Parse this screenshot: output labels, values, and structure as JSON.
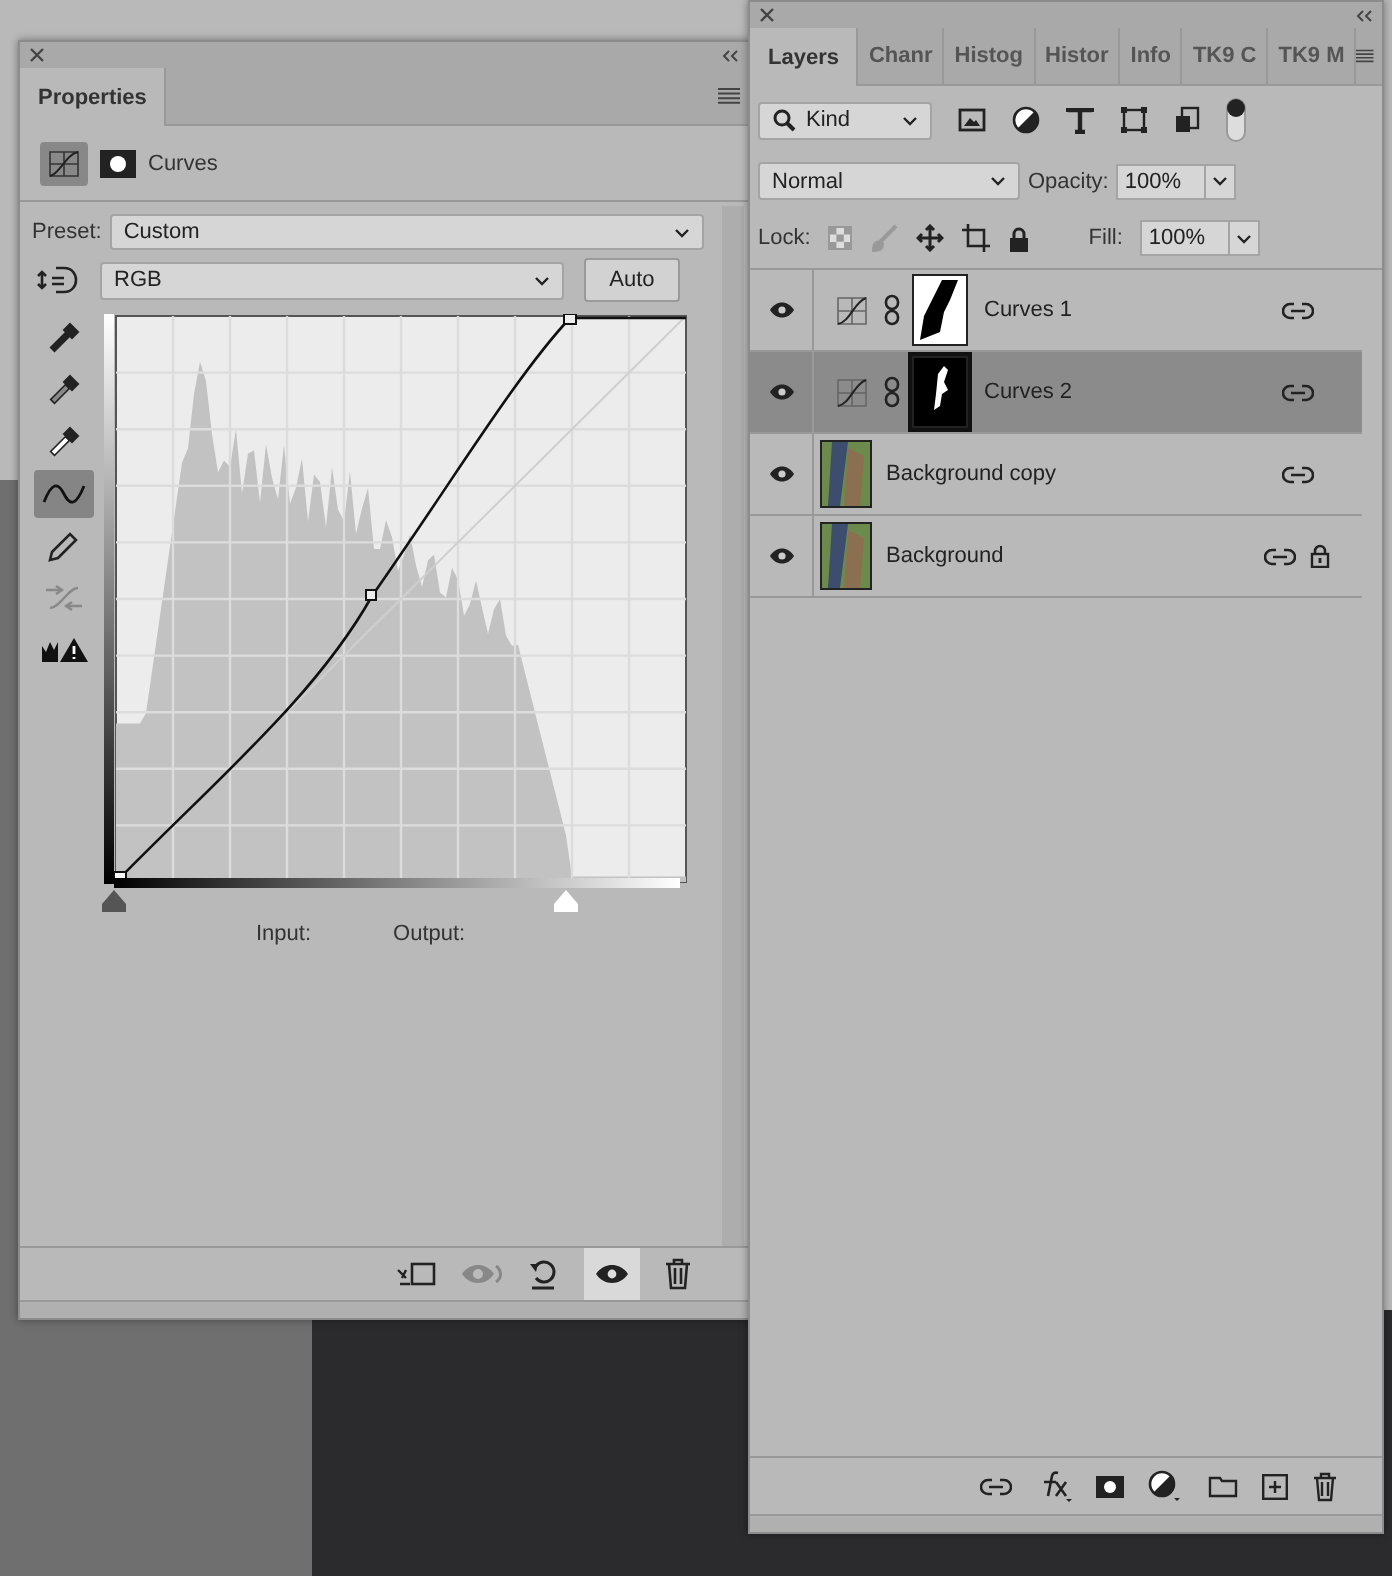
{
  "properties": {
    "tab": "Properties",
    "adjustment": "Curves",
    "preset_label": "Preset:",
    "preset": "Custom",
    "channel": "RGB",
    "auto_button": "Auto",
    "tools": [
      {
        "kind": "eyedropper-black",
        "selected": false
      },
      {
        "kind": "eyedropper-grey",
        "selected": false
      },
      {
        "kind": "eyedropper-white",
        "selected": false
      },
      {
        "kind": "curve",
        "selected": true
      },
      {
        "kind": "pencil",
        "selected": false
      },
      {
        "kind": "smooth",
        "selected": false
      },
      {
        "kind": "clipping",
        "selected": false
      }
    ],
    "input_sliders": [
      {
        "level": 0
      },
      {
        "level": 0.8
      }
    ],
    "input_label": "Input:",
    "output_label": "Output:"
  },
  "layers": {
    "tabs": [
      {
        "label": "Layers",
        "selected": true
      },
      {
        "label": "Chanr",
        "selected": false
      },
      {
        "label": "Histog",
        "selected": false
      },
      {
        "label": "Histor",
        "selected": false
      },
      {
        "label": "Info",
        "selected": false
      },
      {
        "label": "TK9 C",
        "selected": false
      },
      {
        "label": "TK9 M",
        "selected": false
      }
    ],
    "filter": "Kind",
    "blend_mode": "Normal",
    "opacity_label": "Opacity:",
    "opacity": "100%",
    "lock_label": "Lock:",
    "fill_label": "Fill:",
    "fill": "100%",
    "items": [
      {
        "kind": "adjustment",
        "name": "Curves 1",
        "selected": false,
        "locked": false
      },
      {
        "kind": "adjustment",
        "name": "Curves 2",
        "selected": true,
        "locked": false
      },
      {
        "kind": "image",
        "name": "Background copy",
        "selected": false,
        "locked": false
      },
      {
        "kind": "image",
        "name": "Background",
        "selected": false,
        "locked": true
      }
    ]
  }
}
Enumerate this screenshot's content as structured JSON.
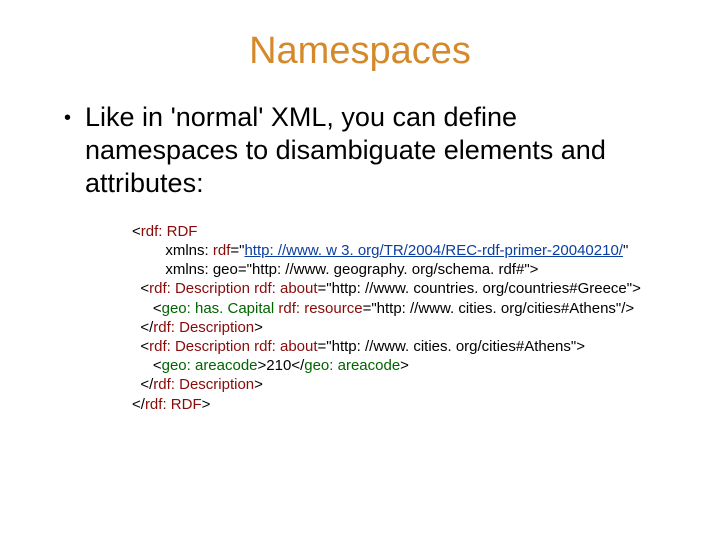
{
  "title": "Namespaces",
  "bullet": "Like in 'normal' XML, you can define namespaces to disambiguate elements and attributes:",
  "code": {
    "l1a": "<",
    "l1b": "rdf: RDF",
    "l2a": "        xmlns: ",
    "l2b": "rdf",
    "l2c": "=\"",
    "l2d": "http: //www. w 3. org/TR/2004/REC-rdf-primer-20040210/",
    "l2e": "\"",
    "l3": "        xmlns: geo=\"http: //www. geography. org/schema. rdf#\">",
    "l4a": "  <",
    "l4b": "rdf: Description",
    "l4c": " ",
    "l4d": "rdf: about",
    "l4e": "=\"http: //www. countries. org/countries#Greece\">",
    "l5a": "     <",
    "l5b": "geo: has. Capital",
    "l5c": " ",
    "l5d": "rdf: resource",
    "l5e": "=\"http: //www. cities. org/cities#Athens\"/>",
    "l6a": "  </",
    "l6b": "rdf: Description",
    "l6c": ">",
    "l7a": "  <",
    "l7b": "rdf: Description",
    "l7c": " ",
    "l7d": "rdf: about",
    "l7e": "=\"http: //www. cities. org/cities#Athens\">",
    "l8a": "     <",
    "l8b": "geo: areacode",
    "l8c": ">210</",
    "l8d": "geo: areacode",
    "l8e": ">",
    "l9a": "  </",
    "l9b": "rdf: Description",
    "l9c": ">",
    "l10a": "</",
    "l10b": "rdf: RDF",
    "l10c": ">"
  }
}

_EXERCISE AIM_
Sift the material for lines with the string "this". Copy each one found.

_EXERCISE RESULT_
Parse this screenshot: output labels, values, and structure as JSON.
Enumerate this screenshot's content as structured JSON.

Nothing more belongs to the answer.